The flavors of Ruby Port develop and change as it ages. Young Ruby Port has primary fruit flavors such as red and black berries, as well as chocolate and spices like cinnamon.
Wines that have aged for longer develop tertiary flavors, such as cooked fruit, prune and leather notes.
Tawny Port ageing
Tawny Port is aged in small barrels, called “pipas” that are part-filled with wine. They pipas are approximately 5/6 full, ensuring the wine is in contact with oxygen.
It is this contact with the oxygen and wood that creates the oxidative notes in Tawny Port, as well as its color, which can range from Tawny (brownish) to brown color.
The longer a Tawny Port is aged, the darker and browner the color will be.
The smaller surface area of the pipas also ensures more contact with wood than in a large vat. This contact with the wood also influences and changes the flavors and color of the wine.
As Tawny Ports age the fruit flavors fade and transform into dried fruit flavors, such as raisins and prunes. Tawny Ports also have notes of walnut, chocolate, coffee and caramel.
Sherry is aged differently to Port wine.
Some Sherry is aged biologically, some oxidatively and some are aged both ways.
Biologically aged Sherry
Biologically aged Sherry, such as Fino, Manzanilla and Pale Cream, is aged under a thick layer of yeast called “flor”.
The yeast feeds off of the alcohol, other nutrients and oxygen in the barrel. The flor produces carbon dioxide and acetaldehyde. The acetaldehyde gives Sherry its distinctive flavor.
Oxidatively aged Sherry
Oloroso, Pedro Ximénez (PX) and Moscato are aged oxidatively. Amontillado and Palo Cortado are both aged oxidatively after biological ageing.
When the wine is fortified to 17%, the flor dies off. The contact with oxygen causes the wine to become deeper in color and to develop complex aromas and flavors (walnuts, toffee, coffee).
Sherry is matured in the famous solera system.
It is a system where wines of various maturation levels are mixed together to maintain consistency and particular qualities in the wine. This involves blending wines from different vintages to create a particular style or flavor.
Butts (large oak barrels) are grouped together into levels that are known as “criaderas”. Each criadera contains wine of different average ages.
The number of levels in the system can vary, but the wines with the oldest average is the bottom level and the top level is wine that has come from the sobretabla (wines set aside for a period of time after classification).
When the wine in the criadera on the bottom level is ready for bottling, an equal amount of wine is taken from each butt. It is then blended together and bottled.
The bottom criadera is only ever partially emptied and the wine is replenished by drawing the same amount of wine from the criadera on the next level up.

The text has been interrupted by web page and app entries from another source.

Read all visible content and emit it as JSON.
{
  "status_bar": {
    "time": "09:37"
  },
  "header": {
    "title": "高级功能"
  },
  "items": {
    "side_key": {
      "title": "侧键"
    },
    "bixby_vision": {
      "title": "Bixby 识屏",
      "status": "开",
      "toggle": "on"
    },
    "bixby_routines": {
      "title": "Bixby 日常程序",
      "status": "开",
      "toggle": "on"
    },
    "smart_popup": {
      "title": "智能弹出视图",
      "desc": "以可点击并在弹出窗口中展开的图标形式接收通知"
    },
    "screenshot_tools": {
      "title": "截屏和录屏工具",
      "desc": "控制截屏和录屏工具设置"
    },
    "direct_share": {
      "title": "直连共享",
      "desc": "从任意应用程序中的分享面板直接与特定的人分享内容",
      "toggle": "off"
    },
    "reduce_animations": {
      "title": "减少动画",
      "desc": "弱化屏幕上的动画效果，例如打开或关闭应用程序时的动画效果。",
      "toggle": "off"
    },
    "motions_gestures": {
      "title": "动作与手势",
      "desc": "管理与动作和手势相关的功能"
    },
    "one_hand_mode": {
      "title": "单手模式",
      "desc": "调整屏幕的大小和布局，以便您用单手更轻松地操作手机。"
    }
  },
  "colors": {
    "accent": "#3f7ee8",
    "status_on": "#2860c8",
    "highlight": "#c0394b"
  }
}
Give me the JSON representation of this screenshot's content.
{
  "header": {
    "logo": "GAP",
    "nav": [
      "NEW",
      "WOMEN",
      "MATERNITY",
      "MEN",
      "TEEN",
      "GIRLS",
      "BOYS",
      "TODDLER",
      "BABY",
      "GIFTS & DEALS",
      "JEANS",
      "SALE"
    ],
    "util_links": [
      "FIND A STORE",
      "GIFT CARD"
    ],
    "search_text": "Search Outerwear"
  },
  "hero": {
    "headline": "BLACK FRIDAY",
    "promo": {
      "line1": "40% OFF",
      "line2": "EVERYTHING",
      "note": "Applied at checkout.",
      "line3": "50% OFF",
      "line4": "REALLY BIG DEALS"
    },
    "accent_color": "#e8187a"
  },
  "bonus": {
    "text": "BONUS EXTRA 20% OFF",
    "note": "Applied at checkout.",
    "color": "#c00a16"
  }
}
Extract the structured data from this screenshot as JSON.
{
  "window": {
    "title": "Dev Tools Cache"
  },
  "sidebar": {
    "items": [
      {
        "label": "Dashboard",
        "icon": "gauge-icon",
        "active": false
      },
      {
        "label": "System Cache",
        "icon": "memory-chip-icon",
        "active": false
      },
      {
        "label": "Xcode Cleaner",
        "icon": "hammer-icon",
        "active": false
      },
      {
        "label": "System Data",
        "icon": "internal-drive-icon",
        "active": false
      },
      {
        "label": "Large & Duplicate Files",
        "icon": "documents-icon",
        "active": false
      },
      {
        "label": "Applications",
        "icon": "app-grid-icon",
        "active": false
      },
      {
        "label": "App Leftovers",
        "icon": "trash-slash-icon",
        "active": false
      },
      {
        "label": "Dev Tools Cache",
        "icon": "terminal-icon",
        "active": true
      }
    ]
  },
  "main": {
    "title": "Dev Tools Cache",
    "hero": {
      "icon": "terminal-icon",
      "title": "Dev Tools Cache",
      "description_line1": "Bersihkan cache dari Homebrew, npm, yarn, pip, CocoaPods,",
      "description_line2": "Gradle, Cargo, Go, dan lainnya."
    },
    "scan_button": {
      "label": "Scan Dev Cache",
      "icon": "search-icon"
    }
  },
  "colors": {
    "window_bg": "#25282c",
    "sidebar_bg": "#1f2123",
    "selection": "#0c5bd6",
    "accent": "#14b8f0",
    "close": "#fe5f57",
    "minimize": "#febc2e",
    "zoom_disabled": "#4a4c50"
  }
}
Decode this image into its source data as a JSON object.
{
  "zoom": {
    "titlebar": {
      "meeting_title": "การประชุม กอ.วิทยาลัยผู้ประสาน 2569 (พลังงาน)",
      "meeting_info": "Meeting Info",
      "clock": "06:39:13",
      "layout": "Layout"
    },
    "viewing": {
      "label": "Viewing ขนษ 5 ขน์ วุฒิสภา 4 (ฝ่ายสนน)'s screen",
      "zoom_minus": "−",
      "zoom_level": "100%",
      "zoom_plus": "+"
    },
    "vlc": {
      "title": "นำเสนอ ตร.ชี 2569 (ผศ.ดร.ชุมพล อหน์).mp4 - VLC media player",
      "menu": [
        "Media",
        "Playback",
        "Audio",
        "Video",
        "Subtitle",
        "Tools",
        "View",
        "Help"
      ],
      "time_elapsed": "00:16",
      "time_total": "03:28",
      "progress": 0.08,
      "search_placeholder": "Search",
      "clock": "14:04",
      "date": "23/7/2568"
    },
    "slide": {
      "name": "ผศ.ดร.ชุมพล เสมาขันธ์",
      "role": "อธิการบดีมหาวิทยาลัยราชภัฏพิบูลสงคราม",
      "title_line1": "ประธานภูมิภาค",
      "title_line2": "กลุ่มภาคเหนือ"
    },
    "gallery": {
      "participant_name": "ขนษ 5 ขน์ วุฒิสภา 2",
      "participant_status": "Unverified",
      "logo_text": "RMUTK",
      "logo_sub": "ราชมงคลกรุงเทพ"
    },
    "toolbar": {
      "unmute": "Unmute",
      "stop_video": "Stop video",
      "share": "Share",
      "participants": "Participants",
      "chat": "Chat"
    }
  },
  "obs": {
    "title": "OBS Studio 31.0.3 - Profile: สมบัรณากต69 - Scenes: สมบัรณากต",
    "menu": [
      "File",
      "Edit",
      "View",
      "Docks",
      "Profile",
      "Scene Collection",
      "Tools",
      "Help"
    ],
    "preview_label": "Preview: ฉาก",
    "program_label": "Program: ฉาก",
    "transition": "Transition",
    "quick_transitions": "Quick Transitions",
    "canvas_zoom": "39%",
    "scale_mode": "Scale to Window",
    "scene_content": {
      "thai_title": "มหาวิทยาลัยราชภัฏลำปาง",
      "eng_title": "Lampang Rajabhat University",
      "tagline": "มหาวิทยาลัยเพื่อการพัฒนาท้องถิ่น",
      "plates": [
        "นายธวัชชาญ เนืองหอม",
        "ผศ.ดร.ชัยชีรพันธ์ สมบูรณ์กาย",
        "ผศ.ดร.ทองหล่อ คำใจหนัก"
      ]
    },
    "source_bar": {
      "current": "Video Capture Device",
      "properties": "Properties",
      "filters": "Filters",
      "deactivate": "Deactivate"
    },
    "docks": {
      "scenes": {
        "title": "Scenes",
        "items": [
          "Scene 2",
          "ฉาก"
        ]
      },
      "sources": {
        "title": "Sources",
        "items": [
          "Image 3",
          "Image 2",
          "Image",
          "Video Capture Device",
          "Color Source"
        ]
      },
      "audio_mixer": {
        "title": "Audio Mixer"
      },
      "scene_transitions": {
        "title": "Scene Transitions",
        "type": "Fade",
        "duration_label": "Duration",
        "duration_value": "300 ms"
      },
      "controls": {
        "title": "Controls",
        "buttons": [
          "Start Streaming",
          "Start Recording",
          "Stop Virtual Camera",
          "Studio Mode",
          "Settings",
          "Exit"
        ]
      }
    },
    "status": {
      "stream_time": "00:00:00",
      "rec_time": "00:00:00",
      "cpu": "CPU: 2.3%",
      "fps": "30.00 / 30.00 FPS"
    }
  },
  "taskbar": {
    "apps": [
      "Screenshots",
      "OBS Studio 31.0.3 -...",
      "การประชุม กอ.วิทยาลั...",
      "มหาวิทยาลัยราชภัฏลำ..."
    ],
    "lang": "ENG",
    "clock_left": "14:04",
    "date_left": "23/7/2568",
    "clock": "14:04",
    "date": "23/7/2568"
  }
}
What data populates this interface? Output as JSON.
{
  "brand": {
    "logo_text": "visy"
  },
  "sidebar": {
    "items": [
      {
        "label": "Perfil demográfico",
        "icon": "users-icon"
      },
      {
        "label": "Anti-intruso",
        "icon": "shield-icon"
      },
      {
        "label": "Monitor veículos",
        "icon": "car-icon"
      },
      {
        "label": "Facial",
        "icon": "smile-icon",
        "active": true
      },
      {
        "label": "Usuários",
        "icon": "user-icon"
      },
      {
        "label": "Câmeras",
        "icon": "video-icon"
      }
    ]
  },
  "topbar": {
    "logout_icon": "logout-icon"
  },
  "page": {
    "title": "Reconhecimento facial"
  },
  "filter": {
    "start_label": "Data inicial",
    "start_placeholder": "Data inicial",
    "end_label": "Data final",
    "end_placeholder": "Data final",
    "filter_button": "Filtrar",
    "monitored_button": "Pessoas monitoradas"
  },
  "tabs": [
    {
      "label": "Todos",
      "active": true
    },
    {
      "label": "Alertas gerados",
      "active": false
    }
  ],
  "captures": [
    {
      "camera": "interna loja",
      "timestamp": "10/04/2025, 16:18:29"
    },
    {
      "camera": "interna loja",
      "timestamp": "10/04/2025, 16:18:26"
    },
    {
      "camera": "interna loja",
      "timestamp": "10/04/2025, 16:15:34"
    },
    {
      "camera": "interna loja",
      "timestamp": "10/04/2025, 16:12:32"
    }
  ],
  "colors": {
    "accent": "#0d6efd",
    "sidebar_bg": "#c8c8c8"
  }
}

The wine from each butt from this level is also blended together before replenishing the bottom criadera. The replenishment continues through each level until you get to the top level, which is replenished from the sobretabla.